Flexibility is key when it comes to maintaining a vegetable garden over the long term. As seasons change and plants grow, you may find that certain areas need adjustments or modifications in order to accommodate their needs properly. Don’t be afraid to make changes as necessary, whether that means adjusting bed sizes, adding or removing trellises, or rearranging pathways. The ability to adapt your layout will help you overcome challenges and maximize the potential of your vegetable garden.
By following these tips for maintaining and adapting your garden layout, you can ensure its long-term success and flexibility. Remember that gardening is an ongoing process, requiring careful attention and adjustment along the way. With regular maintenance and a willingness to adapt as needed, you can enjoy a thriving vegetable garden for years to come.
Frequently Asked Questions
How Do I Plan My Vegetable Garden Layout?
Planning a vegetable garden layout involves several important considerations. First, assess the available space and sunlight in your garden area as this will determine what types of plants can thrive there. Next, consider the desired size and shape of your garden beds or rows.

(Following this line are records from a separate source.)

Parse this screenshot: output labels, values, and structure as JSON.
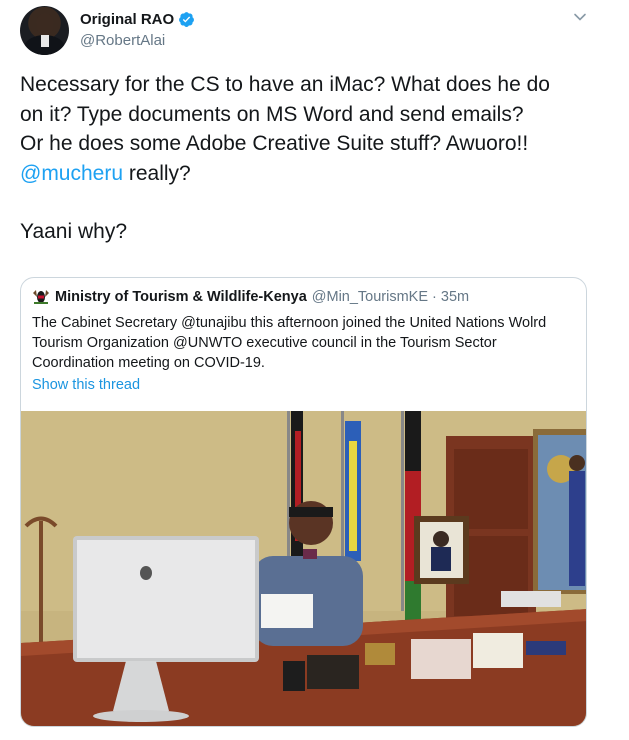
{
  "tweet": {
    "author": {
      "display_name": "Original RAO",
      "handle": "@RobertAlai"
    },
    "text": {
      "line1": "Necessary for the CS to have an iMac? What does he do",
      "line2": "on it? Type documents on MS Word and send emails?",
      "line3": "Or he does some Adobe Creative Suite stuff? Awuoro!!",
      "mention": "@mucheru",
      "mention_suffix": " really?",
      "line5": "Yaani why?"
    },
    "quoted": {
      "display_name": "Ministry of Tourism & Wildlife-Kenya",
      "meta": "@Min_TourismKE · 35m",
      "text": "The Cabinet Secretary @tunajibu this afternoon joined the United Nations Wolrd Tourism Organization @UNWTO executive council in the Tourism Sector Coordination meeting on COVID-19.",
      "show_thread": "Show this thread"
    }
  },
  "icons": {
    "verified": "verified-badge-icon",
    "caret": "chevron-down-icon",
    "ministry_logo": "coat-of-arms-icon"
  },
  "colors": {
    "text": "#14171a",
    "secondary": "#657786",
    "link": "#1da1f2",
    "border": "#ccd6dd"
  }
}
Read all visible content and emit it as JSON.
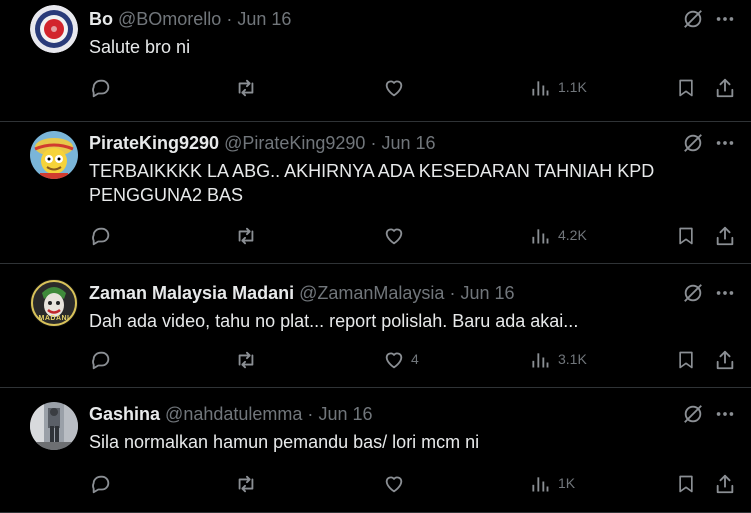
{
  "tweets": [
    {
      "name": "Bo",
      "handle": "@BOmorello",
      "dot": "·",
      "date": "Jun 16",
      "text": "Salute bro ni",
      "likes": "",
      "views": "1.1K",
      "avatar": "mod-target-avatar"
    },
    {
      "name": "PirateKing9290",
      "handle": "@PirateKing9290",
      "dot": "·",
      "date": "Jun 16",
      "text": "TERBAIKKKK LA ABG.. AKHIRNYA ADA KESEDARAN TAHNIAH KPD PENGGUNA2 BAS",
      "likes": "",
      "views": "4.2K",
      "avatar": "cartoon-pirate-avatar"
    },
    {
      "name": "Zaman Malaysia Madani",
      "handle": "@ZamanMalaysia",
      "dot": "·",
      "date": "Jun 16",
      "text": "Dah ada video, tahu no plat... report polislah. Baru ada akai...",
      "likes": "4",
      "views": "3.1K",
      "avatar": "madani-joker-avatar",
      "avatar_label": "MADANI"
    },
    {
      "name": "Gashina",
      "handle": "@nahdatulemma",
      "dot": "·",
      "date": "Jun 16",
      "text": "Sila normalkan hamun pemandu bas/ lori mcm ni",
      "likes": "",
      "views": "1K",
      "avatar": "street-photo-avatar"
    }
  ],
  "colors": {
    "background": "#000000",
    "text": "#e7e9ea",
    "muted": "#71767b",
    "divider": "#2f3336"
  },
  "icons": [
    "reply-icon",
    "retweet-icon",
    "like-icon",
    "views-icon",
    "bookmark-icon",
    "share-icon",
    "grok-icon",
    "more-icon"
  ]
}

It’s important to leave enough space between plants for growth and easy access for watering and harvesting. Additionally, take into account the water source and ensure it is conveniently accessible to avoid unnecessary hassle. Lastly, plan for crop rotation by grouping plants with similar nutrient needs together and avoiding planting the same family of vegetables in the same spot year after year.
What Is the Basic Layout of a Vegetable Garden?
The basic layout of a vegetable garden typically consists of straight rows or raised beds arranged in a grid-like pattern with ample walking paths in between. These walking paths allow easy access for gardening activities such as planting, weeding, watering, and harvesting.
It is crucial to maintain sufficient spacing between plants to allow proper air circulation and prevent overcrowding. The layout may also involve placing taller plants towards the north side of the garden so they don’t shade smaller plants from sunlight.
What Vegetables Should Not Be Planted Together?
Certain vegetables should not be planted together due to their incompatible growth habits or susceptibility to diseases or pests when planted in close proximity. For example, potatoes should not be planted near tomatoes as they can both attract and spread similar diseases like blight. Similarly, onions should be kept separate from beans and peas as they can hinder each other’s growth due to incompatible soil pH requirements.
Carrots are not good companions for dill as dill can stunt their growth while attracting harmful carrot flies. Therefore, it is important to research companion planting charts or guides that outline which vegetables are best suited for planting together and which combinations should be avoided to maximize plant health and productivity in your vegetable garden.
Welcome to my gardening blog! I am passionate about plants and enjoy sharing my knowledge and experiences with others. In this blog, I will write about everything related to gardening, from tips on how to get started to updates on my own garden projects.